[PROBLEM] Once the pictures are set aside, print the records that follow exactly as written.

^^^^

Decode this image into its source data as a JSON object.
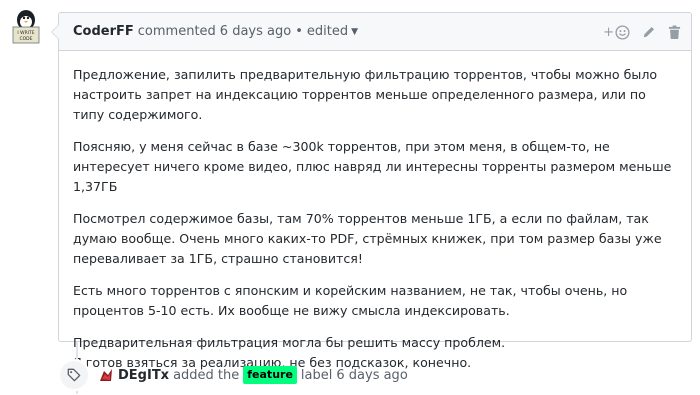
{
  "comment": {
    "author": "CoderFF",
    "action": "commented",
    "time": "6 days ago",
    "separator": "•",
    "edited": "edited",
    "avatar_sign_line1": "I WRITE",
    "avatar_sign_line2": "CODE",
    "add_reaction": "+",
    "paragraphs": [
      "Предложение, запилить предварительную фильтрацию торрентов, чтобы можно было настроить запрет на индексацию торрентов меньше определенного размера, или по типу содержимого.",
      "Поясняю, у меня сейчас в базе ~300k торрентов, при этом меня, в общем-то, не интересует ничего кроме видео, плюс навряд ли интересны торренты размером меньше 1,37ГБ",
      "Посмотрел содержимое базы, там 70% торрентов меньше 1ГБ, а если по файлам, так думаю вообще. Очень много каких-то PDF, стрёмных книжек, при том размер базы уже переваливает за 1ГБ, страшно становится!",
      "Есть много торрентов с японским и корейским названием, не так, чтобы очень, но процентов 5-10 есть. Их вообще не вижу смысла индексировать."
    ],
    "last_lines": [
      "Предварительная фильтрация могла бы решить массу проблем.",
      "Я готов взяться за реализацию, не без подсказок, конечно."
    ]
  },
  "event": {
    "actor": "DEgITx",
    "action": "added the",
    "label": "feature",
    "label_color": "#00ff7f",
    "suffix": "label",
    "time": "6 days ago"
  },
  "icons": {
    "avatar": "penguin-avatar",
    "reaction": "smiley-icon",
    "edit": "pencil-icon",
    "delete": "trash-icon",
    "event": "tag-icon"
  }
}
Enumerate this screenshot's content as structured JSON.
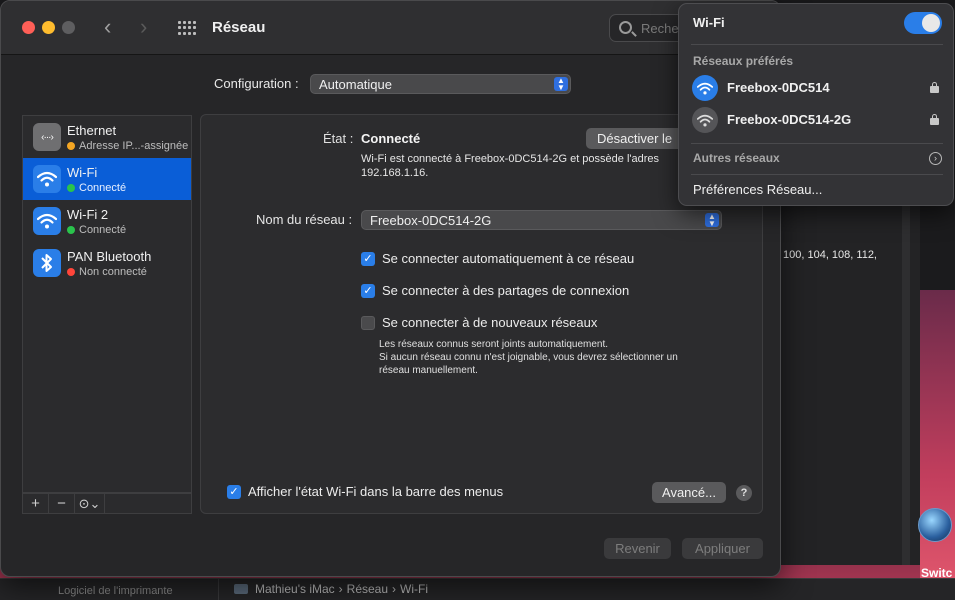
{
  "window": {
    "title": "Réseau",
    "search_placeholder": "Recher"
  },
  "configuration": {
    "label": "Configuration :",
    "value": "Automatique"
  },
  "services": [
    {
      "name": "Ethernet",
      "status": "Adresse IP...-assignée",
      "status_color": "#f5a623",
      "icon": "ethernet-icon"
    },
    {
      "name": "Wi-Fi",
      "status": "Connecté",
      "status_color": "#2ac34c",
      "icon": "wifi-icon",
      "selected": true
    },
    {
      "name": "Wi-Fi 2",
      "status": "Connecté",
      "status_color": "#2ac34c",
      "icon": "wifi-icon"
    },
    {
      "name": "PAN Bluetooth",
      "status": "Non connecté",
      "status_color": "#ff453a",
      "icon": "bluetooth-icon"
    }
  ],
  "sidebar_tools": {
    "add": "+",
    "remove": "−",
    "action": "⊙⌄"
  },
  "detail": {
    "etat_label": "État :",
    "etat_value": "Connecté",
    "deactivate_label": "Désactiver le",
    "status_description": "Wi-Fi est connecté à Freebox-0DC514-2G et possède l'adres",
    "status_ip": "192.168.1.16.",
    "network_name_label": "Nom du réseau :",
    "network_name_value": "Freebox-0DC514-2G",
    "options": [
      {
        "label": "Se connecter automatiquement à ce réseau",
        "checked": true
      },
      {
        "label": "Se connecter à des partages de connexion",
        "checked": true
      },
      {
        "label": "Se connecter à de nouveaux réseaux",
        "checked": false
      }
    ],
    "hint_lines": [
      "Les réseaux connus seront joints automatiquement.",
      "Si aucun réseau connu n'est joignable, vous devrez sélectionner un",
      "réseau manuellement."
    ],
    "show_wifi_status": {
      "label": "Afficher l'état Wi-Fi dans la barre des menus",
      "checked": true
    },
    "advanced_label": "Avancé...",
    "help_label": "?",
    "revert_label": "Revenir",
    "apply_label": "Appliquer"
  },
  "wifi_menu": {
    "title": "Wi-Fi",
    "toggle_on": true,
    "preferred_label": "Réseaux préférés",
    "networks": [
      {
        "name": "Freebox-0DC514",
        "active": true
      },
      {
        "name": "Freebox-0DC514-2G",
        "active": false
      }
    ],
    "other_label": "Autres réseaux",
    "prefs_label": "Préférences Réseau..."
  },
  "background": {
    "channel_text": "100, 104, 108, 112,",
    "switch_label": "Switc",
    "printer_label": "Logiciel de l'imprimante",
    "path": [
      "Mathieu's iMac",
      "Réseau",
      "Wi-Fi"
    ],
    "path_separator": "›"
  },
  "colors": {
    "accent": "#0a5ed7",
    "blue": "#2a7ee8"
  }
}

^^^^

[SOLUTION TO THE PROBLEM]
Decode this image into its source data as a JSON object.
{
  "comment": {
    "author": "CoderFF",
    "action": "commented",
    "time": "6 days ago",
    "separator": "•",
    "edited": "edited",
    "avatar_sign_line1": "I WRITE",
    "avatar_sign_line2": "CODE",
    "add_reaction": "+",
    "paragraphs": [
      "Предложение, запилить предварительную фильтрацию торрентов, чтобы можно было настроить запрет на индексацию торрентов меньше определенного размера, или по типу содержимого.",
      "Поясняю, у меня сейчас в базе ~300k торрентов, при этом меня, в общем-то, не интересует ничего кроме видео, плюс навряд ли интересны торренты размером меньше 1,37ГБ",
      "Посмотрел содержимое базы, там 70% торрентов меньше 1ГБ, а если по файлам, так думаю вообще. Очень много каких-то PDF, стрёмных книжек, при том размер базы уже переваливает за 1ГБ, страшно становится!",
      "Есть много торрентов с японским и корейским названием, не так, чтобы очень, но процентов 5-10 есть. Их вообще не вижу смысла индексировать."
    ],
    "last_lines": [
      "Предварительная фильтрация могла бы решить массу проблем.",
      "Я готов взяться за реализацию, не без подсказок, конечно."
    ]
  },
  "event": {
    "actor": "DEgITx",
    "action": "added the",
    "label": "feature",
    "label_color": "#00ff7f",
    "suffix": "label",
    "time": "6 days ago"
  },
  "icons": {
    "avatar": "penguin-avatar",
    "reaction": "smiley-icon",
    "edit": "pencil-icon",
    "delete": "trash-icon",
    "event": "tag-icon"
  }
}
Enumerate this screenshot's content as structured JSON.
{
  "window": {
    "title": "Réseau",
    "search_placeholder": "Recher"
  },
  "configuration": {
    "label": "Configuration :",
    "value": "Automatique"
  },
  "services": [
    {
      "name": "Ethernet",
      "status": "Adresse IP...-assignée",
      "status_color": "#f5a623",
      "icon": "ethernet-icon"
    },
    {
      "name": "Wi-Fi",
      "status": "Connecté",
      "status_color": "#2ac34c",
      "icon": "wifi-icon",
      "selected": true
    },
    {
      "name": "Wi-Fi 2",
      "status": "Connecté",
      "status_color": "#2ac34c",
      "icon": "wifi-icon"
    },
    {
      "name": "PAN Bluetooth",
      "status": "Non connecté",
      "status_color": "#ff453a",
      "icon": "bluetooth-icon"
    }
  ],
  "sidebar_tools": {
    "add": "+",
    "remove": "−",
    "action": "⊙⌄"
  },
  "detail": {
    "etat_label": "État :",
    "etat_value": "Connecté",
    "deactivate_label": "Désactiver le",
    "status_description": "Wi-Fi est connecté à Freebox-0DC514-2G et possède l'adres",
    "status_ip": "192.168.1.16.",
    "network_name_label": "Nom du réseau :",
    "network_name_value": "Freebox-0DC514-2G",
    "options": [
      {
        "label": "Se connecter automatiquement à ce réseau",
        "checked": true
      },
      {
        "label": "Se connecter à des partages de connexion",
        "checked": true
      },
      {
        "label": "Se connecter à de nouveaux réseaux",
        "checked": false
      }
    ],
    "hint_lines": [
      "Les réseaux connus seront joints automatiquement.",
      "Si aucun réseau connu n'est joignable, vous devrez sélectionner un",
      "réseau manuellement."
    ],
    "show_wifi_status": {
      "label": "Afficher l'état Wi-Fi dans la barre des menus",
      "checked": true
    },
    "advanced_label": "Avancé...",
    "help_label": "?",
    "revert_label": "Revenir",
    "apply_label": "Appliquer"
  },
  "wifi_menu": {
    "title": "Wi-Fi",
    "toggle_on": true,
    "preferred_label": "Réseaux préférés",
    "networks": [
      {
        "name": "Freebox-0DC514",
        "active": true
      },
      {
        "name": "Freebox-0DC514-2G",
        "active": false
      }
    ],
    "other_label": "Autres réseaux",
    "prefs_label": "Préférences Réseau..."
  },
  "background": {
    "channel_text": "100, 104, 108, 112,",
    "switch_label": "Switc",
    "printer_label": "Logiciel de l'imprimante",
    "path": [
      "Mathieu's iMac",
      "Réseau",
      "Wi-Fi"
    ],
    "path_separator": "›"
  },
  "colors": {
    "accent": "#0a5ed7",
    "blue": "#2a7ee8"
  }
}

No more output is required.